• [Stored entries]
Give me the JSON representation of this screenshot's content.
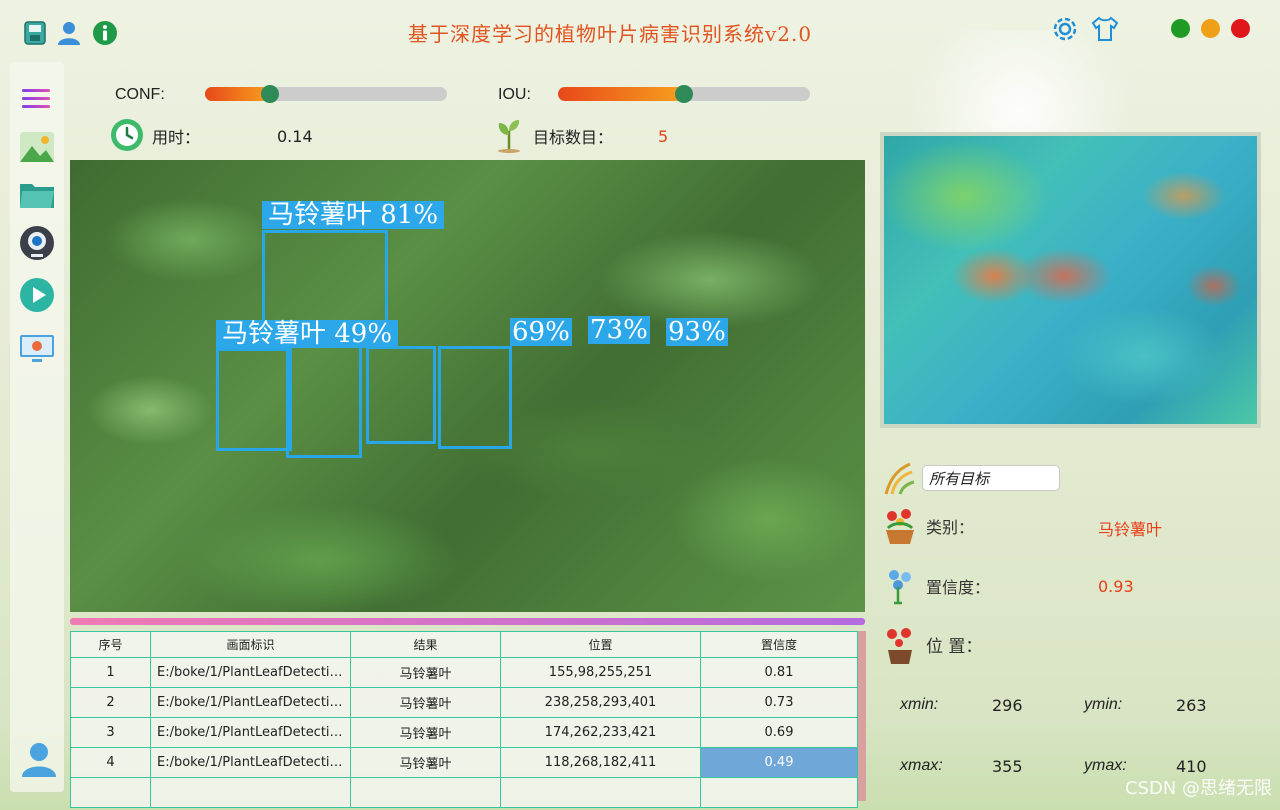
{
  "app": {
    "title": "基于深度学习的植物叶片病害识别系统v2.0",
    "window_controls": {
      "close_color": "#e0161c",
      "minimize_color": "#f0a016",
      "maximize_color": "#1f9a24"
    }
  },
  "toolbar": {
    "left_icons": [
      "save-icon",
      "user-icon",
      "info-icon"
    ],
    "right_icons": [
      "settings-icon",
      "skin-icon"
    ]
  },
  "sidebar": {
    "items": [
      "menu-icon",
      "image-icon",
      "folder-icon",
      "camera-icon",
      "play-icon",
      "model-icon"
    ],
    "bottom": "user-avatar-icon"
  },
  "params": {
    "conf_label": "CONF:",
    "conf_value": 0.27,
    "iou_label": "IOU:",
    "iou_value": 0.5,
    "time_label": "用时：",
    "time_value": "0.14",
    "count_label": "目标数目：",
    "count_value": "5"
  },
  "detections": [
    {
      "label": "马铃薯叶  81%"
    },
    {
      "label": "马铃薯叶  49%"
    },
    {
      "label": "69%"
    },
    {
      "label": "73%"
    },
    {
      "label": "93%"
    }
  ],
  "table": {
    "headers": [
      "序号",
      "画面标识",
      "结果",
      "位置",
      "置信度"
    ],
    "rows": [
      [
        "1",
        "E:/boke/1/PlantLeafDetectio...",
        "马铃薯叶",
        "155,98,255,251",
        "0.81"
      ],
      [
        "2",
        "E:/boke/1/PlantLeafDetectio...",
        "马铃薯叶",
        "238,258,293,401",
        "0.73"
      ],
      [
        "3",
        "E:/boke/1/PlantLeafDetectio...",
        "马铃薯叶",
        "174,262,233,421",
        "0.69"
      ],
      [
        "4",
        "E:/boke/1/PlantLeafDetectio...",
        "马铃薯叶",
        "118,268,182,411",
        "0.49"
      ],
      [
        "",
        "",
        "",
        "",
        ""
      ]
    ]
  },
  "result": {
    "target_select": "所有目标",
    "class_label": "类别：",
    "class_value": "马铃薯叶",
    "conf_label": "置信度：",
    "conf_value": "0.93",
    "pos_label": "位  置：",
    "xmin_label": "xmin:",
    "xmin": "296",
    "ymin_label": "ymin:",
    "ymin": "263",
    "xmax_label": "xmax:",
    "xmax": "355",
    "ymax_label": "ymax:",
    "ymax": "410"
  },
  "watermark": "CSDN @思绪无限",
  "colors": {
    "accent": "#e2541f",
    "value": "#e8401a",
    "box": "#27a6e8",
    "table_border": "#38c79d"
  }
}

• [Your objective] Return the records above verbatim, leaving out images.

• [Answer to the exercise]
Give me the JSON representation of this screenshot's content.
{
  "app": {
    "title": "基于深度学习的植物叶片病害识别系统v2.0",
    "window_controls": {
      "close_color": "#e0161c",
      "minimize_color": "#f0a016",
      "maximize_color": "#1f9a24"
    }
  },
  "toolbar": {
    "left_icons": [
      "save-icon",
      "user-icon",
      "info-icon"
    ],
    "right_icons": [
      "settings-icon",
      "skin-icon"
    ]
  },
  "sidebar": {
    "items": [
      "menu-icon",
      "image-icon",
      "folder-icon",
      "camera-icon",
      "play-icon",
      "model-icon"
    ],
    "bottom": "user-avatar-icon"
  },
  "params": {
    "conf_label": "CONF:",
    "conf_value": 0.27,
    "iou_label": "IOU:",
    "iou_value": 0.5,
    "time_label": "用时：",
    "time_value": "0.14",
    "count_label": "目标数目：",
    "count_value": "5"
  },
  "detections": [
    {
      "label": "马铃薯叶  81%"
    },
    {
      "label": "马铃薯叶  49%"
    },
    {
      "label": "69%"
    },
    {
      "label": "73%"
    },
    {
      "label": "93%"
    }
  ],
  "table": {
    "headers": [
      "序号",
      "画面标识",
      "结果",
      "位置",
      "置信度"
    ],
    "rows": [
      [
        "1",
        "E:/boke/1/PlantLeafDetectio...",
        "马铃薯叶",
        "155,98,255,251",
        "0.81"
      ],
      [
        "2",
        "E:/boke/1/PlantLeafDetectio...",
        "马铃薯叶",
        "238,258,293,401",
        "0.73"
      ],
      [
        "3",
        "E:/boke/1/PlantLeafDetectio...",
        "马铃薯叶",
        "174,262,233,421",
        "0.69"
      ],
      [
        "4",
        "E:/boke/1/PlantLeafDetectio...",
        "马铃薯叶",
        "118,268,182,411",
        "0.49"
      ],
      [
        "",
        "",
        "",
        "",
        ""
      ]
    ]
  },
  "result": {
    "target_select": "所有目标",
    "class_label": "类别：",
    "class_value": "马铃薯叶",
    "conf_label": "置信度：",
    "conf_value": "0.93",
    "pos_label": "位  置：",
    "xmin_label": "xmin:",
    "xmin": "296",
    "ymin_label": "ymin:",
    "ymin": "263",
    "xmax_label": "xmax:",
    "xmax": "355",
    "ymax_label": "ymax:",
    "ymax": "410"
  },
  "watermark": "CSDN @思绪无限",
  "colors": {
    "accent": "#e2541f",
    "value": "#e8401a",
    "box": "#27a6e8",
    "table_border": "#38c79d"
  }
}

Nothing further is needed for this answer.